Iñaki: We defend cooking to talk, on the one hand, about good nutrition, given that one of the aims of nyamnyam is to work and disseminate good eating practices. On the other hand, we also want to grant importance to the processes of exchange of information that surround the act of cooking. We’re interested in the open-source of recipes.

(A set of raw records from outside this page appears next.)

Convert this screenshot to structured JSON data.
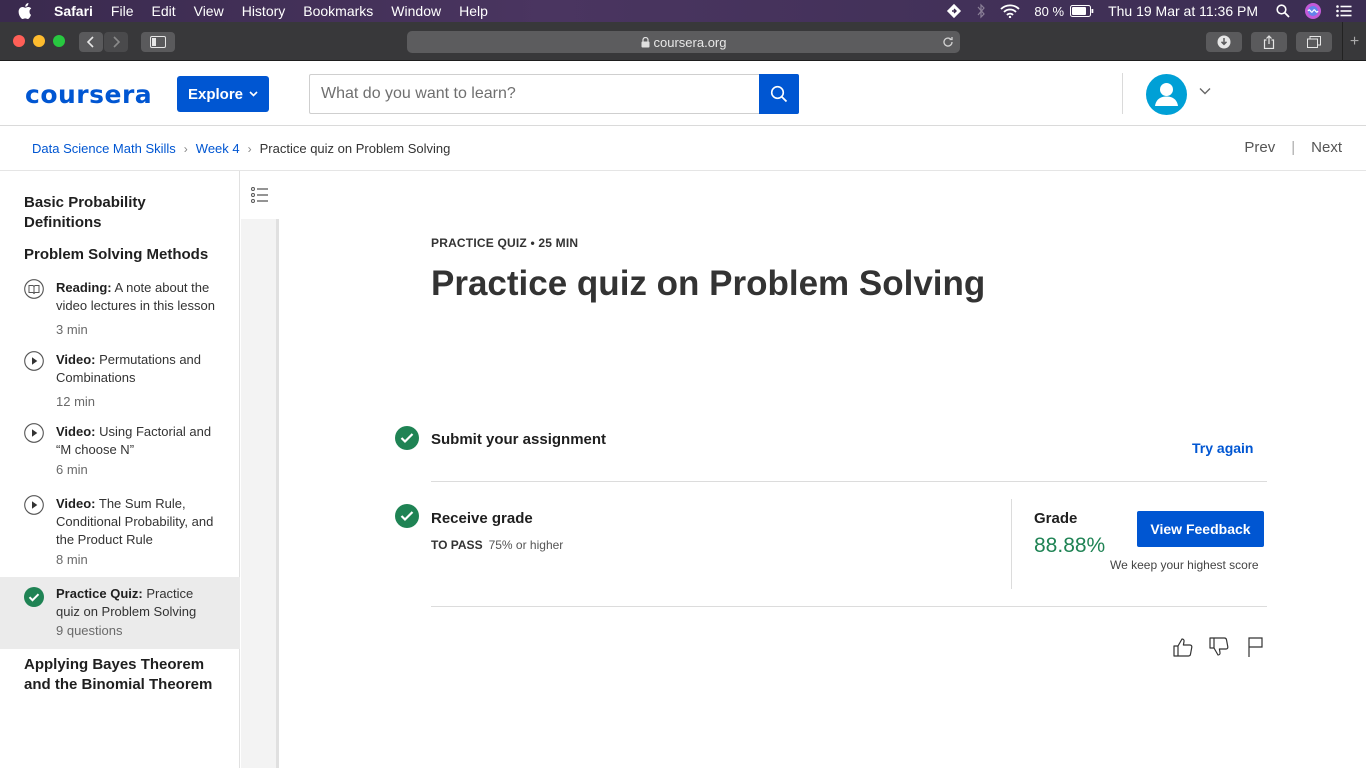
{
  "menubar": {
    "app": "Safari",
    "items": [
      "File",
      "Edit",
      "View",
      "History",
      "Bookmarks",
      "Window",
      "Help"
    ],
    "battery": "80 %",
    "datetime": "Thu 19 Mar at  11:36 PM"
  },
  "browser": {
    "url": "coursera.org"
  },
  "header": {
    "logo": "coursera",
    "explore_label": "Explore",
    "search_placeholder": "What do you want to learn?"
  },
  "breadcrumb": {
    "items": [
      "Data Science Math Skills",
      "Week 4"
    ],
    "current": "Practice quiz on Problem Solving",
    "prev": "Prev",
    "next": "Next"
  },
  "sidebar": {
    "section1": "Basic Probability Definitions",
    "section2": "Problem Solving Methods",
    "items": [
      {
        "type": "Reading:",
        "title": "A note about the video lectures in this lesson",
        "duration": "3 min",
        "icon": "reading-icon"
      },
      {
        "type": "Video:",
        "title": "Permutations and Combinations",
        "duration": "12 min",
        "icon": "play-icon"
      },
      {
        "type": "Video:",
        "title": "Using Factorial and “M choose N”",
        "duration": "6 min",
        "icon": "play-icon"
      },
      {
        "type": "Video:",
        "title": "The Sum Rule, Conditional Probability, and the Product Rule",
        "duration": "8 min",
        "icon": "play-icon"
      },
      {
        "type": "Practice Quiz:",
        "title": "Practice quiz on Problem Solving",
        "duration": "9 questions",
        "icon": "check-icon"
      }
    ],
    "section3": "Applying Bayes Theorem and the Binomial Theorem"
  },
  "main": {
    "kicker": "PRACTICE QUIZ • 25 MIN",
    "title": "Practice quiz on Problem Solving",
    "submit_label": "Submit your assignment",
    "try_again": "Try again",
    "receive_label": "Receive grade",
    "to_pass_label": "TO PASS",
    "to_pass_value": "75% or higher",
    "grade_label": "Grade",
    "grade_value": "88.88%",
    "feedback_button": "View Feedback",
    "keep_note": "We keep your highest score"
  },
  "colors": {
    "brand": "#0056d2",
    "success": "#1f8354"
  }
}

Ariadna: From the outset, we make an in-depth investigation related to the project being carried out at nyamnyam. For example, working with Aimar Pérez Galí, with whom we began to talk about the concept of comunitas, within the framework of his participation in the first edition of the cycle “Todo lo que me gusta es ilegal, inmoral, o engorda”, led us to the subject of fermentation. From there we began to work with fermentation in a very intense way, when in the beginning we had no idea. This has happened with many things. There is an investigation set in process through the food but we come to it through the work. We also say that we have wanted to distance ourselves from gastronomy and get closer to food, but this is a lie. Gastronomy ought to be what we do. Gastronomy is what surrounds eating and gives it a context. What happens is that it is a concept that, like so many others, has acquired different connotations, which have converted it into something else.

All these trends surrounding words such as “gastronomy”, I read them as the fruit of campaigns that manage, on the one hand, to make us consume a specific product related to a clearly capitalist economic system, and on the other, to transmit to consumers a sense of responsibility or power to decide about some environmental, social and economic conditions that aren’t within our hands. If you really want to confront all of this from a firm ideological position, you find that it ends up being almost impossible to follow coherent political patterns in your everyday acts. It seems to me that in the face of this complexity, the way nyamnyam functions is very much in tune with these ideas, to the point that it comes to affect all aspects of your life.

Ariadna: It’s reached a very exaggerated point. And there are two extremes: you can shop in V